--- Data for this exercise Enclosed Below ---

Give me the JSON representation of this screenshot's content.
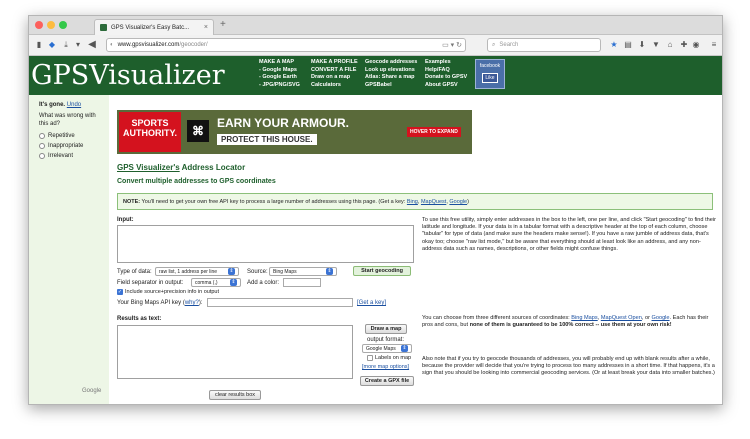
{
  "browser": {
    "tab_title": "GPS Visualizer's Easy Batc...",
    "tab_close": "×",
    "new_tab": "+",
    "url_host": "www.gpsvisualizer.com",
    "url_path": "/geocoder/",
    "search_placeholder": "Search"
  },
  "header": {
    "logo": "GPSVisualizer",
    "col1": [
      "MAKE A MAP",
      "- Google Maps",
      "- Google Earth",
      "- JPG/PNG/SVG"
    ],
    "col2": [
      "MAKE A PROFILE",
      "CONVERT A FILE",
      "Draw on a map",
      "Calculators"
    ],
    "col3": [
      "Geocode addresses",
      "Look up elevations",
      "Atlas: Share a map",
      "GPSBabel"
    ],
    "col4": [
      "Examples",
      "Help/FAQ",
      "Donate to GPSV",
      "About GPSV"
    ],
    "fb_label": "facebook",
    "fb_like": "Like"
  },
  "sidebar": {
    "gone": "It's gone.",
    "undo": "Undo",
    "question": "What was wrong with this ad?",
    "options": [
      "Repetitive",
      "Inappropriate",
      "Irrelevant"
    ],
    "google": "Google"
  },
  "ad": {
    "brand": "SPORTS AUTHORITY.",
    "headline": "EARN YOUR ARMOUR.",
    "sub": "PROTECT THIS HOUSE.",
    "cta": "HOVER TO EXPAND"
  },
  "main": {
    "title_link": "GPS Visualizer's",
    "title_rest": " Address Locator",
    "subtitle": "Convert multiple addresses to GPS coordinates",
    "note_prefix": "NOTE:",
    "note_text": " You'll need to get your own free API key to process a large number of addresses using this page. (Get a key: ",
    "note_links": [
      "Bing",
      "MapQuest",
      "Google"
    ],
    "note_end": ")",
    "input_label": "Input:",
    "type_label": "Type of data:",
    "type_value": "raw list, 1 address per line",
    "source_label": "Source:",
    "source_value": "Bing Maps",
    "start_button": "Start geocoding",
    "sep_label": "Field separator in output:",
    "sep_value": "comma (,)",
    "color_label": "Add a color:",
    "include_label": "Include source+precision info in output",
    "apikey_label": "Your Bing Maps API key",
    "apikey_why": "why?",
    "getkey": "[Get a key]",
    "results_label": "Results as text:",
    "draw_button": "Draw a map",
    "output_format_label": "output format:",
    "output_format_value": "Google Maps",
    "labels_on_map": "Labels on map",
    "more_options": "[more map options]",
    "gpx_button": "Create a GPX file",
    "clear_button": "clear results box"
  },
  "help": {
    "p1": "To use this free utility, simply enter addresses in the box to the left, one per line, and click \"Start geocoding\" to find their latitude and longitude. If your data is in a tabular format with a descriptive header at the top of each column, choose \"tabular\" for type of data (and make sure the headers make sense!). If you have a raw jumble of address data, that's okay too; choose \"raw list mode,\" but be aware that everything should at least look like an address, and any non-address data such as names, descriptions, or other fields might confuse things.",
    "p2_a": "You can choose from three different sources of coordinates: ",
    "p2_links": [
      "Bing Maps",
      "MapQuest Open",
      "Google"
    ],
    "p2_b": ". Each has their pros and cons, but ",
    "p2_bold": "none of them is guaranteed to be 100% correct -- use them at your own risk!",
    "p3": "Also note that if you try to geocode thousands of addresses, you will probably end up with blank results after a while, because the provider will decide that you're trying to process too many addresses in a short time. If that happens, it's a sign that you should be looking into commercial geocoding services. (Or at least break your data into smaller batches.)"
  }
}
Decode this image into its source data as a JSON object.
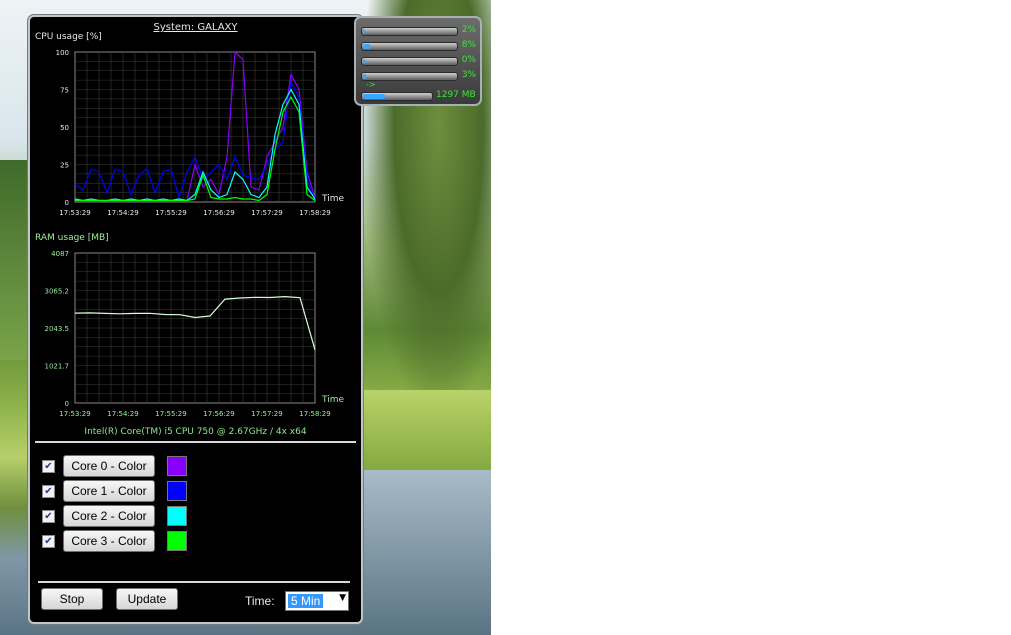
{
  "system_title": "System: GALAXY",
  "cpu_chart": {
    "label": "CPU usage [%]",
    "x_label": "Time",
    "y_ticks": [
      "100",
      "75",
      "50",
      "25",
      "0"
    ],
    "x_ticks": [
      "17:53:29",
      "17:54:29",
      "17:55:29",
      "17:56:29",
      "17:57:29",
      "17:58:29"
    ],
    "ylim": [
      0,
      100
    ]
  },
  "ram_chart": {
    "label": "RAM usage [MB]",
    "x_label": "Time",
    "y_ticks": [
      "4087",
      "3065.2",
      "2043.5",
      "1021.7",
      "0"
    ],
    "x_ticks": [
      "17:53:29",
      "17:54:29",
      "17:55:29",
      "17:56:29",
      "17:57:29",
      "17:58:29"
    ],
    "ylim": [
      0,
      4087
    ]
  },
  "cpu_name": "Intel(R) Core(TM) i5 CPU 750 @ 2.67GHz / 4x x64",
  "cores": [
    {
      "label": "Core 0 - Color",
      "checked": "✔",
      "color": "#8a00ff"
    },
    {
      "label": "Core 1 - Color",
      "checked": "✔",
      "color": "#0000ff"
    },
    {
      "label": "Core 2 - Color",
      "checked": "✔",
      "color": "#00ffff"
    },
    {
      "label": "Core 3 - Color",
      "checked": "✔",
      "color": "#00ff00"
    }
  ],
  "buttons": {
    "stop": "Stop",
    "update": "Update"
  },
  "time": {
    "label": "Time:",
    "value": "5 Min"
  },
  "meter": {
    "cores": [
      {
        "value": "2%",
        "fraction": 0.02
      },
      {
        "value": "8%",
        "fraction": 0.08
      },
      {
        "value": "0%",
        "fraction": 0.0
      },
      {
        "value": "3%",
        "fraction": 0.03
      }
    ],
    "arrow": "->",
    "ram_value": "1297 MB",
    "ram_fraction": 0.32
  },
  "chart_data": [
    {
      "type": "line",
      "title": "CPU usage [%]",
      "xlabel": "Time",
      "x": [
        "17:53:29",
        "17:53:39",
        "17:53:49",
        "17:53:59",
        "17:54:09",
        "17:54:19",
        "17:54:29",
        "17:54:39",
        "17:54:49",
        "17:54:59",
        "17:55:09",
        "17:55:19",
        "17:55:29",
        "17:55:39",
        "17:55:49",
        "17:55:59",
        "17:56:09",
        "17:56:19",
        "17:56:29",
        "17:56:39",
        "17:56:49",
        "17:56:59",
        "17:57:09",
        "17:57:19",
        "17:57:29",
        "17:57:39",
        "17:57:49",
        "17:57:59",
        "17:58:09",
        "17:58:19",
        "17:58:29"
      ],
      "ylim": [
        0,
        100
      ],
      "series": [
        {
          "color": "#8a00ff",
          "values": [
            2,
            1,
            2,
            1,
            1,
            2,
            1,
            2,
            1,
            2,
            1,
            2,
            1,
            2,
            1,
            25,
            10,
            15,
            5,
            30,
            100,
            95,
            10,
            8,
            30,
            40,
            50,
            85,
            75,
            20,
            3
          ]
        },
        {
          "color": "#0000ff",
          "values": [
            12,
            8,
            22,
            20,
            6,
            22,
            20,
            5,
            18,
            22,
            6,
            20,
            22,
            3,
            20,
            30,
            15,
            20,
            25,
            15,
            30,
            18,
            16,
            15,
            25,
            35,
            40,
            80,
            70,
            15,
            2
          ]
        },
        {
          "color": "#00ffff",
          "values": [
            2,
            1,
            2,
            1,
            1,
            2,
            1,
            2,
            1,
            2,
            1,
            2,
            1,
            2,
            1,
            5,
            20,
            8,
            3,
            5,
            20,
            15,
            5,
            3,
            10,
            45,
            65,
            75,
            65,
            10,
            2
          ]
        },
        {
          "color": "#00ff00",
          "values": [
            1,
            1,
            1,
            1,
            1,
            1,
            1,
            1,
            1,
            1,
            1,
            1,
            1,
            1,
            1,
            2,
            18,
            3,
            2,
            2,
            3,
            2,
            2,
            1,
            5,
            35,
            60,
            70,
            60,
            5,
            1
          ]
        }
      ]
    },
    {
      "type": "line",
      "title": "RAM usage [MB]",
      "xlabel": "Time",
      "x": [
        "17:53:29",
        "17:54:29",
        "17:55:29",
        "17:56:29",
        "17:57:29",
        "17:58:29"
      ],
      "ylim": [
        0,
        4087
      ],
      "series": [
        {
          "color": "#d6ffd6",
          "values": [
            2450,
            2455,
            2440,
            2430,
            2440,
            2445,
            2410,
            2405,
            2330,
            2370,
            2830,
            2860,
            2880,
            2875,
            2900,
            2870,
            1450
          ]
        }
      ]
    }
  ]
}
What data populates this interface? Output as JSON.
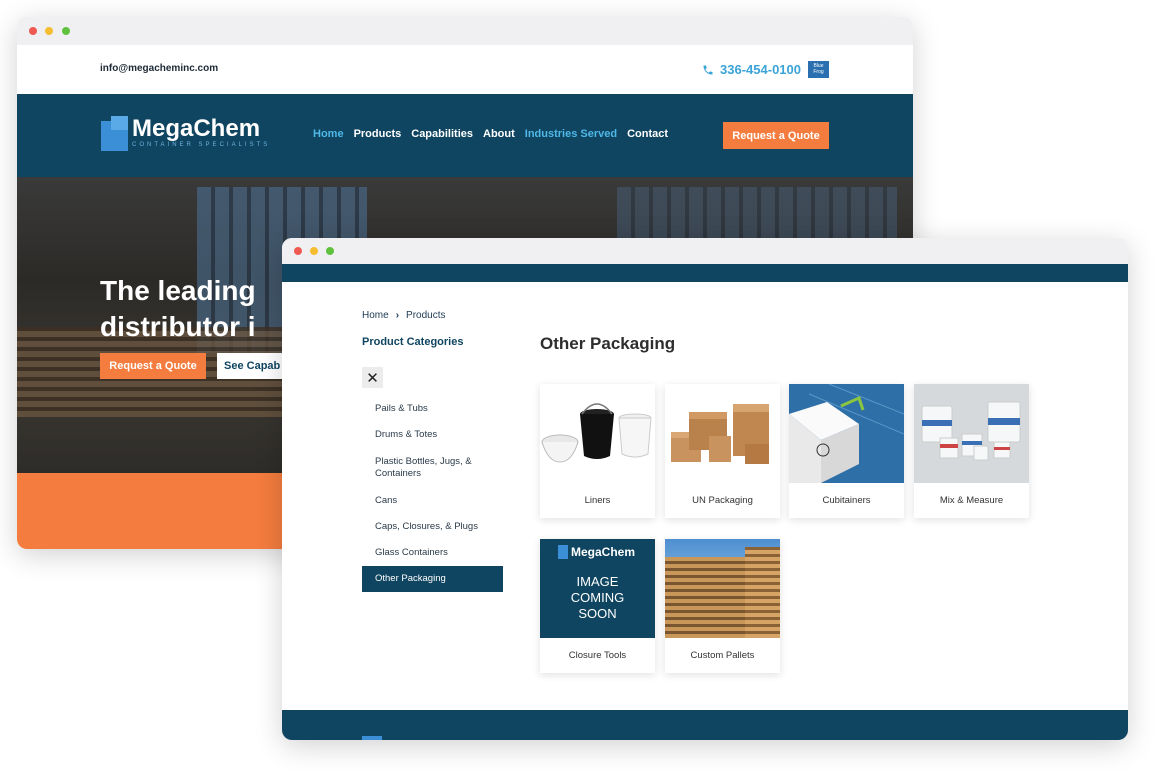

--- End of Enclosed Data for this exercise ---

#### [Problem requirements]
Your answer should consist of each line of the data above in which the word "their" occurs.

#### [Answer space]
    "p1": "To use this free utility, simply enter addresses in the box to the left, one per line, and click \"Start geocoding\" to find their latitude and longitude. If your data is in a tabular format with a descriptive header at the top of each column, choose \"tabular\" for type of data (and make sure the headers make sense!). If you have a raw jumble of address data, that's okay too; choose \"raw list mode,\" but be aware that everything should at least look like an address, and any non-address data such as names, descriptions, or other fields might confuse things.",
    "p2_b": ". Each has their pros and cons, but ",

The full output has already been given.